• [What you are asked to do] Write out each entry once more so that it matches the original exactly.

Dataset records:
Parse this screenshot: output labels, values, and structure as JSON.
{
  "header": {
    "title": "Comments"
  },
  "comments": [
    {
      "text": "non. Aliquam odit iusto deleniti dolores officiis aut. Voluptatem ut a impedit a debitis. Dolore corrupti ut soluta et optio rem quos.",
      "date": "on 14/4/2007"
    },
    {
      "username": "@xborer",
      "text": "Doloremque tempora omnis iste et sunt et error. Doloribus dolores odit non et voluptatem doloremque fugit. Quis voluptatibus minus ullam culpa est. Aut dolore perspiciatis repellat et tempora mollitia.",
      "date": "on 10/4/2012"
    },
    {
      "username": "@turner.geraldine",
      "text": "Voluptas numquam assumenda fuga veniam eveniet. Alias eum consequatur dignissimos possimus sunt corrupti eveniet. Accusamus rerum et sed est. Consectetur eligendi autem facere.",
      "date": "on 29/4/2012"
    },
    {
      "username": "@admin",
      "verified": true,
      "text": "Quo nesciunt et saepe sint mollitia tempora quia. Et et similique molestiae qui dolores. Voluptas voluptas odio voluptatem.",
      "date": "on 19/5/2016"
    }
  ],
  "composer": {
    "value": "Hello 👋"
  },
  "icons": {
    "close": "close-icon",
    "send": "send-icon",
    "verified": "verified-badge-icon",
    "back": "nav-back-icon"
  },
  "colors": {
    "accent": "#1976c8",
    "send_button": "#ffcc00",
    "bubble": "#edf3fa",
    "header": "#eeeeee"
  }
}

• [Solution]
Parse this screenshot: output labels, values, and structure as JSON.
{
  "header": {
    "title": "Comments"
  },
  "comments": [
    {
      "text": "non. Aliquam odit iusto deleniti dolores officiis aut. Voluptatem ut a impedit a debitis. Dolore corrupti ut soluta et optio rem quos.",
      "date": "on 14/4/2007"
    },
    {
      "username": "@xborer",
      "text": "Doloremque tempora omnis iste et sunt et error. Doloribus dolores odit non et voluptatem doloremque fugit. Quis voluptatibus minus ullam culpa est. Aut dolore perspiciatis repellat et tempora mollitia.",
      "date": "on 10/4/2012"
    },
    {
      "username": "@turner.geraldine",
      "text": "Voluptas numquam assumenda fuga veniam eveniet. Alias eum consequatur dignissimos possimus sunt corrupti eveniet. Accusamus rerum et sed est. Consectetur eligendi autem facere.",
      "date": "on 29/4/2012"
    },
    {
      "username": "@admin",
      "verified": true,
      "text": "Quo nesciunt et saepe sint mollitia tempora quia. Et et similique molestiae qui dolores. Voluptas voluptas odio voluptatem.",
      "date": "on 19/5/2016"
    }
  ],
  "composer": {
    "value": "Hello 👋"
  },
  "icons": {
    "close": "close-icon",
    "send": "send-icon",
    "verified": "verified-badge-icon",
    "back": "nav-back-icon"
  },
  "colors": {
    "accent": "#1976c8",
    "send_button": "#ffcc00",
    "bubble": "#edf3fa",
    "header": "#eeeeee"
  }
}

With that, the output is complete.